Data ->
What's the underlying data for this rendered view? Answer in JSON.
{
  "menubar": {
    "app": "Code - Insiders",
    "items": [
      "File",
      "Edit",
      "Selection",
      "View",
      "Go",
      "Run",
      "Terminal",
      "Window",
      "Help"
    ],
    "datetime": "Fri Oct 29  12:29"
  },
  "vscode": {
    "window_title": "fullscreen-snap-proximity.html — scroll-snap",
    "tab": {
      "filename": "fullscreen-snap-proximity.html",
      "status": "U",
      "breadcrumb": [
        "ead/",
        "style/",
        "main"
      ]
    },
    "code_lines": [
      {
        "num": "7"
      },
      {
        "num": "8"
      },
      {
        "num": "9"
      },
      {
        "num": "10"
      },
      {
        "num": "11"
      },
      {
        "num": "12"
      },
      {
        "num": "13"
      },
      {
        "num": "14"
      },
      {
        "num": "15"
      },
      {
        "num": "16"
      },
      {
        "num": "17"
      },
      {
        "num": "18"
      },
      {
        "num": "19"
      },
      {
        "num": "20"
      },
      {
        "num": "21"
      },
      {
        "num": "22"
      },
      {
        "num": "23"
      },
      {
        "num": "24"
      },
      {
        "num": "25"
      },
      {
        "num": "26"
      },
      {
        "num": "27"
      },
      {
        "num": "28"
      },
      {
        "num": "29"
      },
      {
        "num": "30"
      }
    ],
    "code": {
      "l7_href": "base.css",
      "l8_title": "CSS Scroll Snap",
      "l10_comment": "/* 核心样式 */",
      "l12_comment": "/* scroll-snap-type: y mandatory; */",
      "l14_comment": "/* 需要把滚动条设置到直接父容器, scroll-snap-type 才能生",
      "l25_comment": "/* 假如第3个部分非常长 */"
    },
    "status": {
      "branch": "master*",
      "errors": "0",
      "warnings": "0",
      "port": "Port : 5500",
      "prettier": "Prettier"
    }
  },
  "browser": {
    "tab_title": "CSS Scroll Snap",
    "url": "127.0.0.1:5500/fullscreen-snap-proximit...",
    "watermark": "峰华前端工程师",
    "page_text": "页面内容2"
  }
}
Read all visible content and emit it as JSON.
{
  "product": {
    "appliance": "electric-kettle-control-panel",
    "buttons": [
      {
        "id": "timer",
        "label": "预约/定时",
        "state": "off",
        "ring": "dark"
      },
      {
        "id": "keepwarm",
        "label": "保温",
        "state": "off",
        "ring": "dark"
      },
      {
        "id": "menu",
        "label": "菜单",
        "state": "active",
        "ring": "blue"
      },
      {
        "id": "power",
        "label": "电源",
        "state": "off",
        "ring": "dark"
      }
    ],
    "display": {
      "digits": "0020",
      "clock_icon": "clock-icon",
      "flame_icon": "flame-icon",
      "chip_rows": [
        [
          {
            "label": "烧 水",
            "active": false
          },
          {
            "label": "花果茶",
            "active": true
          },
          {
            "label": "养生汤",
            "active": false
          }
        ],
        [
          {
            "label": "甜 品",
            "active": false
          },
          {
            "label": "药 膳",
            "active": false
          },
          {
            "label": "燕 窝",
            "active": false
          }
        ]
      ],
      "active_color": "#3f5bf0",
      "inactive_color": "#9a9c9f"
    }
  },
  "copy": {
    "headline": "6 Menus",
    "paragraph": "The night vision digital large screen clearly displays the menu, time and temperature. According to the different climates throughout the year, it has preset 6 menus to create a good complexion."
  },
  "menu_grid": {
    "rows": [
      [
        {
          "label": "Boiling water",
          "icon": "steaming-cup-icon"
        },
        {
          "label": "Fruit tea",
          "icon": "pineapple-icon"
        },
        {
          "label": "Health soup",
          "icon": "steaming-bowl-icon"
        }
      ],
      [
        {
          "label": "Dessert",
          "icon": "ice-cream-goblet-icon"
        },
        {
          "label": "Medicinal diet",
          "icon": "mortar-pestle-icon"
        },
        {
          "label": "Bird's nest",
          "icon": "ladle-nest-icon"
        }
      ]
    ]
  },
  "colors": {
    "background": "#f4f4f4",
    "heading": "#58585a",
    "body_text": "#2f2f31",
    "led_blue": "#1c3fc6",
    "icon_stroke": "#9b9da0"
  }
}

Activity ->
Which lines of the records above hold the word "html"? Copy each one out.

Exercise solution ->
    "window_title": "fullscreen-snap-proximity.html — scroll-snap",
      "filename": "fullscreen-snap-proximity.html",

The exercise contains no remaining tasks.